Interface dataset entries:
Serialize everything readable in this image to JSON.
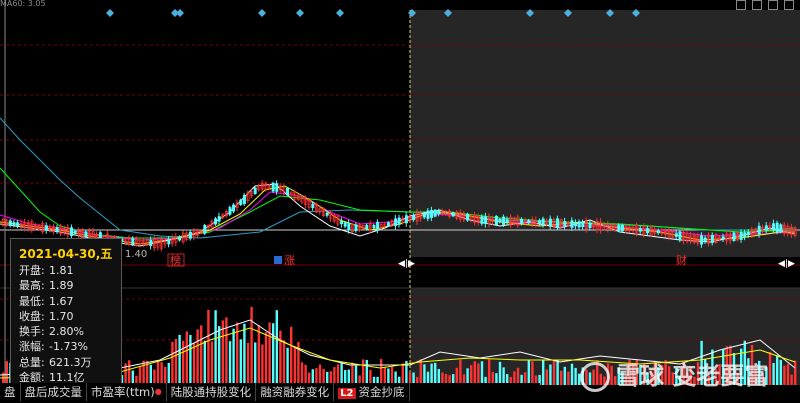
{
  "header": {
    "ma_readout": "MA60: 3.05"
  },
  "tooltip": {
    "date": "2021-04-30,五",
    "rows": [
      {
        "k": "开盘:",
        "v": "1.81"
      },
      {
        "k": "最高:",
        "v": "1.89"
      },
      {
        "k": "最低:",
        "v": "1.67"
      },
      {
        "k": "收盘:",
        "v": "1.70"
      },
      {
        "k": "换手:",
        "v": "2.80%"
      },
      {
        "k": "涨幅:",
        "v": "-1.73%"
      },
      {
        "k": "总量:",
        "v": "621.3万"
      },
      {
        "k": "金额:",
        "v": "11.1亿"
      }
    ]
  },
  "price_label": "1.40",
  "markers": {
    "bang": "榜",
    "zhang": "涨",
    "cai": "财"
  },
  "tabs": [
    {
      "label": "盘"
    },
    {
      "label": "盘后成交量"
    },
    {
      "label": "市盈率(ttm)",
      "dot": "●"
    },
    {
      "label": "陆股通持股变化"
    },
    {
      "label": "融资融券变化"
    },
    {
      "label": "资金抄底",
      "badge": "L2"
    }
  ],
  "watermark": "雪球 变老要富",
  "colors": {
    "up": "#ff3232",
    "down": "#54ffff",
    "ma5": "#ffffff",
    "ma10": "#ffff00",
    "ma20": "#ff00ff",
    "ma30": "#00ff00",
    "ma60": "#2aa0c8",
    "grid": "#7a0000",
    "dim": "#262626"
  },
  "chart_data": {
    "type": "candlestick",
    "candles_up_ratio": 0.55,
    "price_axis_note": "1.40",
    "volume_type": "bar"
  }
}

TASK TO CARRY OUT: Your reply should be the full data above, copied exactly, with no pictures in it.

RESPONSE TO THE TASK:
Serialize everything readable in this image to JSON.
{
  "header": {
    "ma_readout": "MA60: 3.05"
  },
  "tooltip": {
    "date": "2021-04-30,五",
    "rows": [
      {
        "k": "开盘:",
        "v": "1.81"
      },
      {
        "k": "最高:",
        "v": "1.89"
      },
      {
        "k": "最低:",
        "v": "1.67"
      },
      {
        "k": "收盘:",
        "v": "1.70"
      },
      {
        "k": "换手:",
        "v": "2.80%"
      },
      {
        "k": "涨幅:",
        "v": "-1.73%"
      },
      {
        "k": "总量:",
        "v": "621.3万"
      },
      {
        "k": "金额:",
        "v": "11.1亿"
      }
    ]
  },
  "price_label": "1.40",
  "markers": {
    "bang": "榜",
    "zhang": "涨",
    "cai": "财"
  },
  "tabs": [
    {
      "label": "盘"
    },
    {
      "label": "盘后成交量"
    },
    {
      "label": "市盈率(ttm)",
      "dot": "●"
    },
    {
      "label": "陆股通持股变化"
    },
    {
      "label": "融资融券变化"
    },
    {
      "label": "资金抄底",
      "badge": "L2"
    }
  ],
  "watermark": "雪球 变老要富",
  "colors": {
    "up": "#ff3232",
    "down": "#54ffff",
    "ma5": "#ffffff",
    "ma10": "#ffff00",
    "ma20": "#ff00ff",
    "ma30": "#00ff00",
    "ma60": "#2aa0c8",
    "grid": "#7a0000",
    "dim": "#262626"
  },
  "chart_data": {
    "type": "candlestick",
    "candles_up_ratio": 0.55,
    "price_axis_note": "1.40",
    "volume_type": "bar"
  }
}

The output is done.